M-Audio presents its Code Series keyboard controllers, a family of three full-featured models, combining all of the production power and performance you need to get the most from your music software and MIDI gear. This guide walks through how to setup with Reason
The M-Audio Code series is a class-compliant MIDI device. A class-compliant device is one that doesn't require extra drivers to connect your Windows or Macintosh computer. Class compliant devices use drivers which are built into the host (i.e. the computer) operating system.
- Begin by connecting the M-Audio Code series to a free USB port on your computer. We recommend going into the back of your computer, as this is closest to the power supply. This will provide the most power necessary to the controller for optimum performance.
- After connecting the controller to your computer, Windows will install the driver necessary for the M-Audio Code series to communicate with your computer
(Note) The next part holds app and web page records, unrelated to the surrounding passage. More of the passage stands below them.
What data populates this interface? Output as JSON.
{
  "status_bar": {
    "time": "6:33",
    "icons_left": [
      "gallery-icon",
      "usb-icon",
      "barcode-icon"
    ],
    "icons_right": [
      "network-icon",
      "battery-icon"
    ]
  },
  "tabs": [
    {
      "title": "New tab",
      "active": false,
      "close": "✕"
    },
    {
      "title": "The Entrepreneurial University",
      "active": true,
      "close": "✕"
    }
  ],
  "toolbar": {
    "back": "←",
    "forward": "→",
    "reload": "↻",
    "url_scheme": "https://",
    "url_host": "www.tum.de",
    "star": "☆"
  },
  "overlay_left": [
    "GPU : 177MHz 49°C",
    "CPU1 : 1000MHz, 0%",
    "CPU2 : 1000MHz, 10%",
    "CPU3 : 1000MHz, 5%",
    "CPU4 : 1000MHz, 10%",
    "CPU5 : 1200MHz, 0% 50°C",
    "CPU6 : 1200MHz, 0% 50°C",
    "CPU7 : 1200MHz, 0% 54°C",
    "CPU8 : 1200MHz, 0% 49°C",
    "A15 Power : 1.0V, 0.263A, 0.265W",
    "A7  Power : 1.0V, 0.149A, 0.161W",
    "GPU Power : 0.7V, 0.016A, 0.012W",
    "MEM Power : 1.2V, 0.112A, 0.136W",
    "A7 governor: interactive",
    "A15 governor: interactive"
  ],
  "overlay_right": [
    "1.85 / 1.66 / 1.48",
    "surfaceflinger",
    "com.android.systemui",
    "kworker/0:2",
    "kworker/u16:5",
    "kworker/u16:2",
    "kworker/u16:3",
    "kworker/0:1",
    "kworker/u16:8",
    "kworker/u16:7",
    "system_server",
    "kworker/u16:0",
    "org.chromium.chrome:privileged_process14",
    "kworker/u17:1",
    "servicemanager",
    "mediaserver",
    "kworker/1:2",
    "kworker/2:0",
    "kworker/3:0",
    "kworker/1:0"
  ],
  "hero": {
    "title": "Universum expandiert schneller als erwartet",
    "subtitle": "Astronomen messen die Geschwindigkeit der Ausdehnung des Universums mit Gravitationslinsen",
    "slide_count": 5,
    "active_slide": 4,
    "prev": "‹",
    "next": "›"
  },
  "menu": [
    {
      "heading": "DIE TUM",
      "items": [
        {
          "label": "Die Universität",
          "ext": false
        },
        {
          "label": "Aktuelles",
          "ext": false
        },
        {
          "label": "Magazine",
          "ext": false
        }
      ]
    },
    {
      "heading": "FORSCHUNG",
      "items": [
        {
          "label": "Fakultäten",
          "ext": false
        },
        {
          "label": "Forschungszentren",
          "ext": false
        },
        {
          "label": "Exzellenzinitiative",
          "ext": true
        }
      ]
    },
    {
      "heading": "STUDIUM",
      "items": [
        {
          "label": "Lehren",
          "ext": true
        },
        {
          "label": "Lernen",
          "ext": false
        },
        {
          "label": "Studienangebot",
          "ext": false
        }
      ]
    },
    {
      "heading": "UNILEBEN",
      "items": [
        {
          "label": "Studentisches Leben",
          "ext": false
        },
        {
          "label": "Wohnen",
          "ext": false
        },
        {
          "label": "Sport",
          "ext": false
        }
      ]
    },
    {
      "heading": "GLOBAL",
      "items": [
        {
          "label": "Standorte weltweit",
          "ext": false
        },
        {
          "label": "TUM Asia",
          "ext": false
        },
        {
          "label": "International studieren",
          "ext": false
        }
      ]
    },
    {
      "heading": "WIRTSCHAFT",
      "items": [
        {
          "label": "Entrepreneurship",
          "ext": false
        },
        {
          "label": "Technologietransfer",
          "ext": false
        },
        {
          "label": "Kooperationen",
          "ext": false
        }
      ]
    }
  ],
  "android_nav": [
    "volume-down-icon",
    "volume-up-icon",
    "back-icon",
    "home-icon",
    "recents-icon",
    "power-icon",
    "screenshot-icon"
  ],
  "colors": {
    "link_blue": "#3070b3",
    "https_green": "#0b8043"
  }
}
In order to connect to FL Studio, the code will use a common control protocol called "Mackie." This is essentially a way to map all of the faders, knobs, etc. on a Mackie keyboard to the faders, knobs, etc. in your software by making them both speak the same language. Any Mackie keyboard should be able to quickly to connect with any DAW that supports Mackie. Here is the process to activate the Mackie mode on the code:
- Hit the EDIT button
- Press and hold the SHIFT button
- On your key bank, select the C#, with the label CURVE/MACKIE/HUI.
- You want the display to show MACKIE, and then after about a second, the keyboard will return to the main display.
The faders, buttons, and knobs on the code have two different modes: MIDI, and Mackie (the buttons can also be set to HID). Each parameter bank will have a MODE button to change their current mode. MIDI will assign the parameters to generic MIDI messages which are also user assignable. Mackie will adapt the parameters to the Mackie protocol for quick mapping with your DAW.
To enable the faders, buttons and knobs as Mackie, just press each MODE button until it's lit green. The screen will also read MACHUI for a second.
Once this is done, the Code is now ready to map to your software.
- Go to OPTION > MIDI SETTING.
- In Output section, adjust the settings as shown below:
- Select the CODE 25/49/61
- Check the Send Master Sync
- Select MIDIOUT 3 (Code 25/49/61)
- Check the Send Master Sync
- Within the Input section, select the CODE 25/49/61 and adjust the settings as shown below:
- Check the Enable option
- Select MIDIIN3 (CODE 25/49/61)
- Change the Controller Type to MACKIE CONTROL UNIVERSAL
- Select the Enable option
Important: There are four virtual ports for the Code and these may be labeled differently depending on your operating system (Mac OS X vs. Windows). However, these should always be labeled in order: 1 - 4. If the ports look different in your setup, just remember to activate ports 1 and 3, and to assign the Port 3 input as the Mackie Control Universal controller type.
- Port 1 - Used to communicate most data from the keyboard: keys, pads, controls in MIDI mode, etc.
- Port 3 - Used to communicate all data for the Mackie protocol. By assigning the port as Mackie Control Universal, you are telling the DAW to listen to this port as a Mackie device. If the Mackie setup is not working, check that this port is enabled correctly.
- Port 2 - Used for all incoming and outgoing data through the 5-pin MIDI in/out ports on the back of the Code.
- Port 4 - No current function and can remain inactive in your DAW.
Whether you are a customer or dealer, if you already own an M-Audio product, or if you just have pre-sales questions, the M-Audio technical support team is available to help!
Visit the link below to connect with any of the following support options: online community support, phone support, email support.